Your new book ‘Epistrophies’ explores ‘jazz and the literary imagination’. What were the first writings about jazz or its milieu that attracted your interest?
I discovered Langston Hughes’ poetry and Ralph Ellison’s Invisible Man as a teenager; but perhaps the most important catalysts were two books I discovered in college: Black Music, Amiri Baraka’s 1967 collection of articles and record reviews, and Bedouin Hornbook, Nathaniel Mackey’s 1986 serial epistolary fiction, both of which I used as discographical prompts and listening guides. But I was also fascinated with writings by musicians, from interviews to liner notes on LPs (which I discuss in Epistrophies) to autobiographies such as Charles Mingus’ Beneath the Underdog.
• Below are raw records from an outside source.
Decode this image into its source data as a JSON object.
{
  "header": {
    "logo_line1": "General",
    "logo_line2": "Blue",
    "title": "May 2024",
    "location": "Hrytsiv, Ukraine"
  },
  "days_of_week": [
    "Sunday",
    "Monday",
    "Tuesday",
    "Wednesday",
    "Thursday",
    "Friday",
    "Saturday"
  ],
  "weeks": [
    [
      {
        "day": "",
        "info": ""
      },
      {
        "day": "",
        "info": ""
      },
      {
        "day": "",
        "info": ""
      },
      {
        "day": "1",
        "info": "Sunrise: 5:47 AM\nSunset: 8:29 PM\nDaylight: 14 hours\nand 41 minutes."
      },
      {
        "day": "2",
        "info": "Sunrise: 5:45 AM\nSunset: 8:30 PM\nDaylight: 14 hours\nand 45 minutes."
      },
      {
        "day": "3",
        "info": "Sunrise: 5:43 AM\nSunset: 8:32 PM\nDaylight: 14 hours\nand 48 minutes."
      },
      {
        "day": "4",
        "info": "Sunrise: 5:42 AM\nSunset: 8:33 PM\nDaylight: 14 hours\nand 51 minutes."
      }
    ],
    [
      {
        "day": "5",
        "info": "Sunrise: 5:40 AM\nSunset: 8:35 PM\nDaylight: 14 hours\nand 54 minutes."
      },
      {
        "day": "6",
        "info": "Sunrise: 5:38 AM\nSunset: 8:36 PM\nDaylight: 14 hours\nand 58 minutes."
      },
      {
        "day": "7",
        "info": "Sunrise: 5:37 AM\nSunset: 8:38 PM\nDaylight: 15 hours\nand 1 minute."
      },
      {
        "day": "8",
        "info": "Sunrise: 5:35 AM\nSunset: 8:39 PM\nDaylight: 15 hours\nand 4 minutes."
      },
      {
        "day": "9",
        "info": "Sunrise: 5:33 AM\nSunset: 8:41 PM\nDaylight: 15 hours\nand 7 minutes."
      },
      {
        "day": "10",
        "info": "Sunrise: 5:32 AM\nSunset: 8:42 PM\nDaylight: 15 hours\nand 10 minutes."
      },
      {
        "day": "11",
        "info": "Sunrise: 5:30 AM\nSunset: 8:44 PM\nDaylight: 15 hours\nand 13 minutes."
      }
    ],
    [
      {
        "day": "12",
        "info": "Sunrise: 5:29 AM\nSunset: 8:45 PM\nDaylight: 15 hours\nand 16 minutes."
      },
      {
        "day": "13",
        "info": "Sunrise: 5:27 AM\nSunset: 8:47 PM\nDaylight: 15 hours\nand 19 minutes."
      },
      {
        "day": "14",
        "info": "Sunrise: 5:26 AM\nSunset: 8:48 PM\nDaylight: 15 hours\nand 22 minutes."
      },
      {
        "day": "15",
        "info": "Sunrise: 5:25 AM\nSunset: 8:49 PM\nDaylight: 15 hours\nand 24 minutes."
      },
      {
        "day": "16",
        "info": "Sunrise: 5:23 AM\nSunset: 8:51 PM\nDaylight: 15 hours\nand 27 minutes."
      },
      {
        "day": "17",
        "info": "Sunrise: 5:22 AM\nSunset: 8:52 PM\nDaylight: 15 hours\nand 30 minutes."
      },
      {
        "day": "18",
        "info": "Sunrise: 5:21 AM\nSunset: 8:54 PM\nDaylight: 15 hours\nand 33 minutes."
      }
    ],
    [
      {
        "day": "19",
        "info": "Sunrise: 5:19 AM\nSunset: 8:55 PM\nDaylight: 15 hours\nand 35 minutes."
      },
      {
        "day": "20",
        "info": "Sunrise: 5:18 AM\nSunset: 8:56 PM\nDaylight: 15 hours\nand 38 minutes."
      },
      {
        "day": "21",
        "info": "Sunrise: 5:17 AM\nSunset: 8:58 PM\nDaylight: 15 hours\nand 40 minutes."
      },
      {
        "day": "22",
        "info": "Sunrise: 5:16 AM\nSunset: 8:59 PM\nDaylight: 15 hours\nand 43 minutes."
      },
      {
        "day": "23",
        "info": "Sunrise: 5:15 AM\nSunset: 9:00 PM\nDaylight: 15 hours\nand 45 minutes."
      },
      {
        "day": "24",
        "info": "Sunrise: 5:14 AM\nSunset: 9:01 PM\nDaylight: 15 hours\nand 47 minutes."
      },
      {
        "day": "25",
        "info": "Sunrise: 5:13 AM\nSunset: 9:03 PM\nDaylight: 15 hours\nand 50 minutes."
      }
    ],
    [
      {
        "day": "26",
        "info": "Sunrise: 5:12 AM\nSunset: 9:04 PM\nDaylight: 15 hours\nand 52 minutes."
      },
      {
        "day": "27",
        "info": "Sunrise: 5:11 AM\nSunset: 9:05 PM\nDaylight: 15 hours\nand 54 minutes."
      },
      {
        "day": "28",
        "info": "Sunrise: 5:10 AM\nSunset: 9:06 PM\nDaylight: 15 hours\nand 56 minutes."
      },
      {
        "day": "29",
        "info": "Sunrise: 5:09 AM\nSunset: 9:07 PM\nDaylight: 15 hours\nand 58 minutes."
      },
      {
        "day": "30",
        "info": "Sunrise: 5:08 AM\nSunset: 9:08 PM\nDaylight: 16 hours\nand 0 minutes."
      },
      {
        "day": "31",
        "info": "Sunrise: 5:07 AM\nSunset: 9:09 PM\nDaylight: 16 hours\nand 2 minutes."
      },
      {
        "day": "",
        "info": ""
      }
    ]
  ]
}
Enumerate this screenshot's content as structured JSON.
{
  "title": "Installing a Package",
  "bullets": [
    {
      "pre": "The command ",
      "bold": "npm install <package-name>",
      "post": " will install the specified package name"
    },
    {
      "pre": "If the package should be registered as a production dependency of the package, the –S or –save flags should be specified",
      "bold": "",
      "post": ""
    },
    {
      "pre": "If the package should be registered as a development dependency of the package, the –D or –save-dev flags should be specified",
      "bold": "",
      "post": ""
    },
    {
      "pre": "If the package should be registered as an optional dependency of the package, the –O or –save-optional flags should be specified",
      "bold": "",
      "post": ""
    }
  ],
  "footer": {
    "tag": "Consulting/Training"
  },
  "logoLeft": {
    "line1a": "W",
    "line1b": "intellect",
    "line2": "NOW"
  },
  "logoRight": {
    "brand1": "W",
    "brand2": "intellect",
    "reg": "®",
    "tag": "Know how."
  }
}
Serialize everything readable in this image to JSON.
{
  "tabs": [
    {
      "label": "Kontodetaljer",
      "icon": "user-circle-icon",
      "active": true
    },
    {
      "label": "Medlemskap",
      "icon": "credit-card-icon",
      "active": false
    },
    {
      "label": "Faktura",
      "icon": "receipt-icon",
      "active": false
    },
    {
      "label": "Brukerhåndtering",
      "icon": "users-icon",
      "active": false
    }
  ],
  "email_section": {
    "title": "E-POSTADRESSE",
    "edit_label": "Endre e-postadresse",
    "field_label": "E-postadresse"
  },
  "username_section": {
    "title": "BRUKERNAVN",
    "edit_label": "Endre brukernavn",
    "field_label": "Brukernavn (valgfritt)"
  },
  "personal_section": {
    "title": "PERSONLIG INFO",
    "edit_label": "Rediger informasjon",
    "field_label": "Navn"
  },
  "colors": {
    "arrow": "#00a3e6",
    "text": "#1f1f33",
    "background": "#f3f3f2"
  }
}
Which books do you believe capture most vividly the experience of listening to music?
Ralph Ellison’s essays (collected in Living with Music); James Baldwin’s story Sonny’s Blues; Gayl Jones’ novel Corregidora; Geoff Dyer’s But Beautiful; Fred Moten’s The Feel Trio; and Chapter 23 of Julio Cortázar’s Hopscotch.
Which books about or by musicians would you recommend?
Sidney Bechet’s Treat It Gentle; George Lewis’ A Power Stronger Than Itself: The AACM and American Experimental Music; Louis Armstrong, In His Own Words; John Cage’s Silence; The Glenn Gould Reader; Jean-Jacques Schuhl’s Ingrid Caven; and Robin Kelley, Thelonious Monk: The Life and Times of an American Original.
What was the last book you gave as a gift, and to whom?
One of my favourite works of jazz literature (and a book I write about in Epistrophies) is Coming through Slaughter, Michael Ondaatje’s brilliant and kaleidoscopic 1976 novel about the legendary New Orleans cornetist Buddy Bolden. I recently gave a copy to my friend the novelist Valeria Luiselli, some of whose work has a similar fragmented form and archival sensibility.
What books do you have on your desk waiting to be read?
Marlon James’ A Brief History of Seven Killings; Anne Carson’s Float; Darby English’s 1971: A Year in the Life of Color; Clarice Lispector’s The Complete Stories; Leah Dickerman and Achim Borchardt’s Robert Rauschenberg; and Scholastique Mukasonga’s Coeur Tambour.
Brent Hayes Edwards is professor of English and comparative literature at Columbia University and the author of Epistrophies: Jazz and the Literary Imagination.